Word for word, repeat every entry that appears below.
+++ Information provided
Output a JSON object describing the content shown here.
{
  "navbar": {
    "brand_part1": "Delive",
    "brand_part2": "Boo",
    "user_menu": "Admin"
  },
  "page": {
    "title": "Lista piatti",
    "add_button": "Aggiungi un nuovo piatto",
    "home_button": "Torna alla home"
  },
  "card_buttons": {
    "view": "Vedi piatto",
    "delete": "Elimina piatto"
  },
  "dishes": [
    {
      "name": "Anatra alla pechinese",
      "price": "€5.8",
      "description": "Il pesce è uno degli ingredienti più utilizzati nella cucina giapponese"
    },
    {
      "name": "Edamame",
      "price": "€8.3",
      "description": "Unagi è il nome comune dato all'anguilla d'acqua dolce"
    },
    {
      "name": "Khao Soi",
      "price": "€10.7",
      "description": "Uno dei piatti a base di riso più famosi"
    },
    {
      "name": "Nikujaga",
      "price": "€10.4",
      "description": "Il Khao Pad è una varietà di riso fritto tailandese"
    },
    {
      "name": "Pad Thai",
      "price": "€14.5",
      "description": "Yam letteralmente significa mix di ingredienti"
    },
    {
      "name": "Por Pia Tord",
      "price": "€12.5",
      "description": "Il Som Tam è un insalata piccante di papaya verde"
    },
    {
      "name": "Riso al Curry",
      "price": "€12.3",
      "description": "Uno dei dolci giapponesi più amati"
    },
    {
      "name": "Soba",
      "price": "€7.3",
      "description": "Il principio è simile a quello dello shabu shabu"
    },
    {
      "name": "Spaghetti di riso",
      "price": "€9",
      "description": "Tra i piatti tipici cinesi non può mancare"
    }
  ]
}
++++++
> Answer to the exercise
Output a JSON object describing the content shown here.
{
  "navbar": {
    "brand_part1": "Delive",
    "brand_part2": "Boo",
    "user_menu": "Admin"
  },
  "page": {
    "title": "Lista piatti",
    "add_button": "Aggiungi un nuovo piatto",
    "home_button": "Torna alla home"
  },
  "card_buttons": {
    "view": "Vedi piatto",
    "delete": "Elimina piatto"
  },
  "dishes": [
    {
      "name": "Anatra alla pechinese",
      "price": "€5.8",
      "description": "Il pesce è uno degli ingredienti più utilizzati nella cucina giapponese"
    },
    {
      "name": "Edamame",
      "price": "€8.3",
      "description": "Unagi è il nome comune dato all'anguilla d'acqua dolce"
    },
    {
      "name": "Khao Soi",
      "price": "€10.7",
      "description": "Uno dei piatti a base di riso più famosi"
    },
    {
      "name": "Nikujaga",
      "price": "€10.4",
      "description": "Il Khao Pad è una varietà di riso fritto tailandese"
    },
    {
      "name": "Pad Thai",
      "price": "€14.5",
      "description": "Yam letteralmente significa mix di ingredienti"
    },
    {
      "name": "Por Pia Tord",
      "price": "€12.5",
      "description": "Il Som Tam è un insalata piccante di papaya verde"
    },
    {
      "name": "Riso al Curry",
      "price": "€12.3",
      "description": "Uno dei dolci giapponesi più amati"
    },
    {
      "name": "Soba",
      "price": "€7.3",
      "description": "Il principio è simile a quello dello shabu shabu"
    },
    {
      "name": "Spaghetti di riso",
      "price": "€9",
      "description": "Tra i piatti tipici cinesi non può mancare"
    }
  ]
}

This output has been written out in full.